Civil wedding abroad, Sacrament in Ireland

[or vice versa]

A couple might want their civil ceremony in one country and the sacramental wedding in another. For example, your civil marriage may be held in Spain, France, Italy (or wherever), followed by a sacramental nuptial ceremony back in Ireland, provided your local parish-priest gives consent for this in advance.

Alternatively, the civil marriage in Ireland could be followed by a sacramental, catholic wedding abroad. In this case, your church documents must be sent from your home diocese to the bishop of the foreign diocese. Most foreign dioceses ask that all documents be to hand well before the wedding date (at least two months). Make sure your pre-marriage course cert is one that is duly approved by your home diocese.

If their priest is flying out to bless their wedding abroad, we suggest an honorarium of at least Euro 500 to cover flight and accommodation. This is preferable to asking him to submit a list of his expenses later.

 


Preparing a Bilingual Wedding Booklet

If of bride and groom's mother-tongues are different, a bilingual wedding booklet can be prepared from texts elsewhere on this site. If you should need a bilingual priest to help celebrate your wedding, you can enquire from 087-820-4156, or on the day of your course; we may be able to help you to find one.


Using a wedding planner?

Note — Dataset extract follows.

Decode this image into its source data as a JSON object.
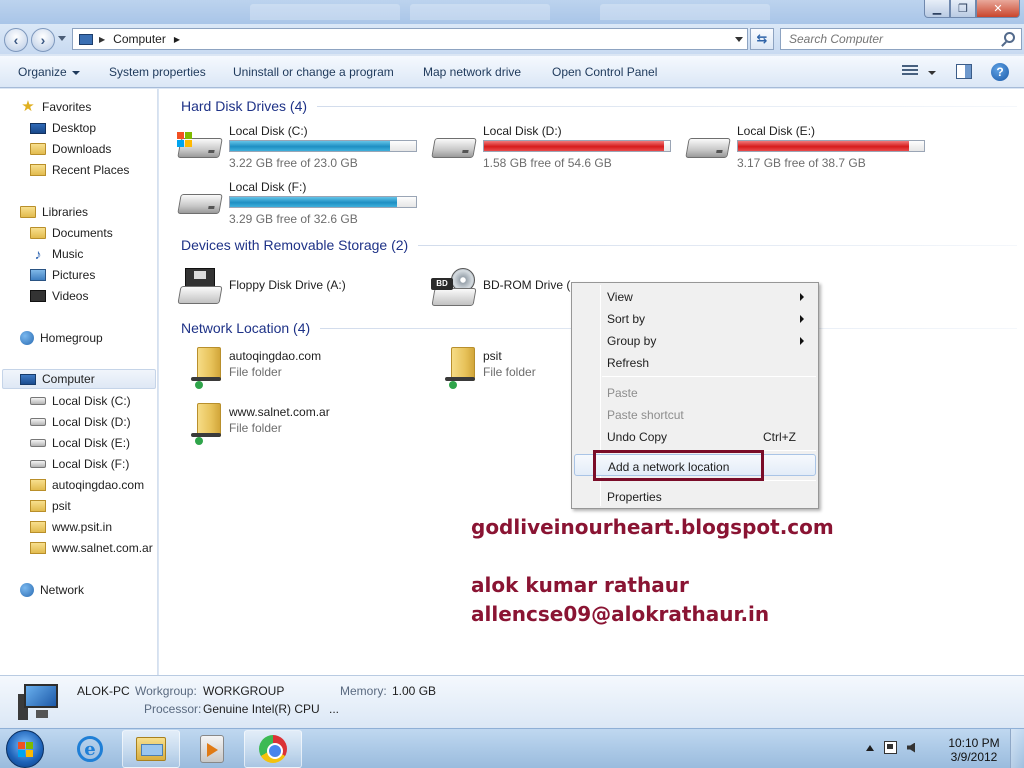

This service may not come cheap, but many couples engage a wedding planner to deal with the practical details, to liaise with the local priest (if he does not speak English), hotel, florist, photographer, musicians etc. These services can be found on the internet, by a simple search that conjoins the phrase " wedding-planner " with the place where you are marrying: Tuscany, Catalonia, Prague, Dubrovnik, Krakow, etc.

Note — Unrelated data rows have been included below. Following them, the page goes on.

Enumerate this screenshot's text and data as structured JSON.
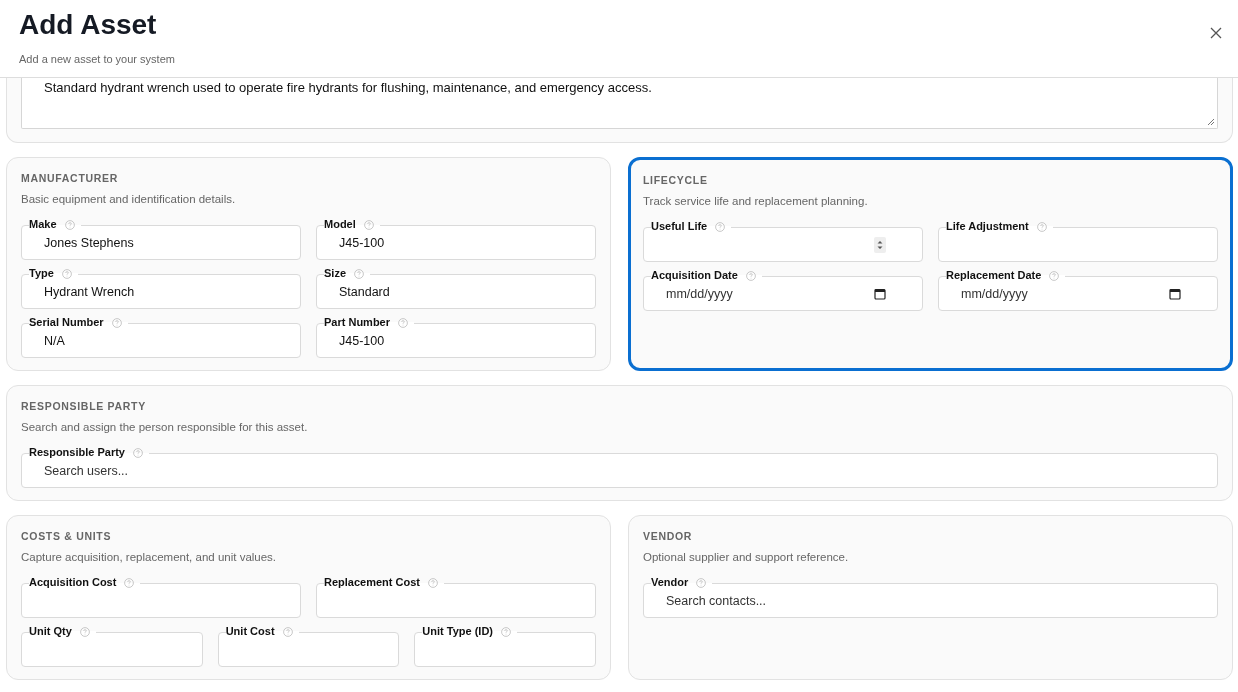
{
  "header": {
    "title": "Add Asset",
    "subtitle": "Add a new asset to your system"
  },
  "description": {
    "value": "Standard hydrant wrench used to operate fire hydrants for flushing, maintenance, and emergency access."
  },
  "section_rows": [
    [
      {
        "title": "MANUFACTURER",
        "subtitle": "Basic equipment and identification details.",
        "focused": false,
        "field_rows": [
          [
            {
              "label": "Make",
              "kind": "text",
              "value": "Jones Stephens"
            },
            {
              "label": "Model",
              "kind": "text",
              "value": "J45-100"
            }
          ],
          [
            {
              "label": "Type",
              "kind": "text",
              "value": "Hydrant Wrench"
            },
            {
              "label": "Size",
              "kind": "text",
              "value": "Standard"
            }
          ],
          [
            {
              "label": "Serial Number",
              "kind": "text",
              "value": "N/A"
            },
            {
              "label": "Part Number",
              "kind": "text",
              "value": "J45-100"
            }
          ]
        ]
      },
      {
        "title": "LIFECYCLE",
        "subtitle": "Track service life and replacement planning.",
        "focused": true,
        "field_rows": [
          [
            {
              "label": "Useful Life",
              "kind": "number"
            },
            {
              "label": "Life Adjustment",
              "kind": "text"
            }
          ],
          [
            {
              "label": "Acquisition Date",
              "kind": "date",
              "placeholder": "mm/dd/yyyy"
            },
            {
              "label": "Replacement Date",
              "kind": "date",
              "placeholder": "mm/dd/yyyy"
            }
          ]
        ]
      }
    ],
    [
      {
        "title": "RESPONSIBLE PARTY",
        "subtitle": "Search and assign the person responsible for this asset.",
        "focused": false,
        "field_rows": [
          [
            {
              "label": "Responsible Party",
              "kind": "text",
              "placeholder": "Search users..."
            }
          ]
        ]
      }
    ],
    [
      {
        "title": "COSTS & UNITS",
        "subtitle": "Capture acquisition, replacement, and unit values.",
        "focused": false,
        "field_rows": [
          [
            {
              "label": "Acquisition Cost",
              "kind": "text"
            },
            {
              "label": "Replacement Cost",
              "kind": "text"
            }
          ],
          [
            {
              "label": "Unit Qty",
              "kind": "text"
            },
            {
              "label": "Unit Cost",
              "kind": "text"
            },
            {
              "label": "Unit Type (ID)",
              "kind": "text"
            }
          ]
        ]
      },
      {
        "title": "VENDOR",
        "subtitle": "Optional supplier and support reference.",
        "focused": false,
        "field_rows": [
          [
            {
              "label": "Vendor",
              "kind": "text",
              "placeholder": "Search contacts..."
            }
          ]
        ]
      }
    ]
  ]
}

Have your wedding planner help in arranging the ceremonial. For instance:

  • Getting to the church by car: the wedding planner should ensure that (for the bride's arrival at least) the church is reachable by car; and tell the driver the exact route to be taken (this can avoid the need for her to walk the final ten minutes, possibly in the rain, because of one-way or No-Entry regulations!)

  • Contacting the parish-priest: The wedding planner should know of any local rules or prohibitions to be observed in the ceremony, which might differ from modern practice back in Ireland.

  • Contacting the celebrant: If the celebrant is coming from abroad, the wedding planner should liaise with him in advance, to discuss any details needing to be arranged with the local church.

  • Wedding booklets: The wedding planner should ensure that your wedding booklets are brought to the church in good time for the ceremony, to be given to your guests as they arrive.

  • Punctuality: The Wedding Planner should be present at the church at least ten minutes before the ceremony, to liaise between the visiting priest and the sacristan, organist etc., about any last-minute details to be agreed. WP should also be there at the end, to ensure that the guests know the way to the reception, if this is other than the hotel where they have been staying.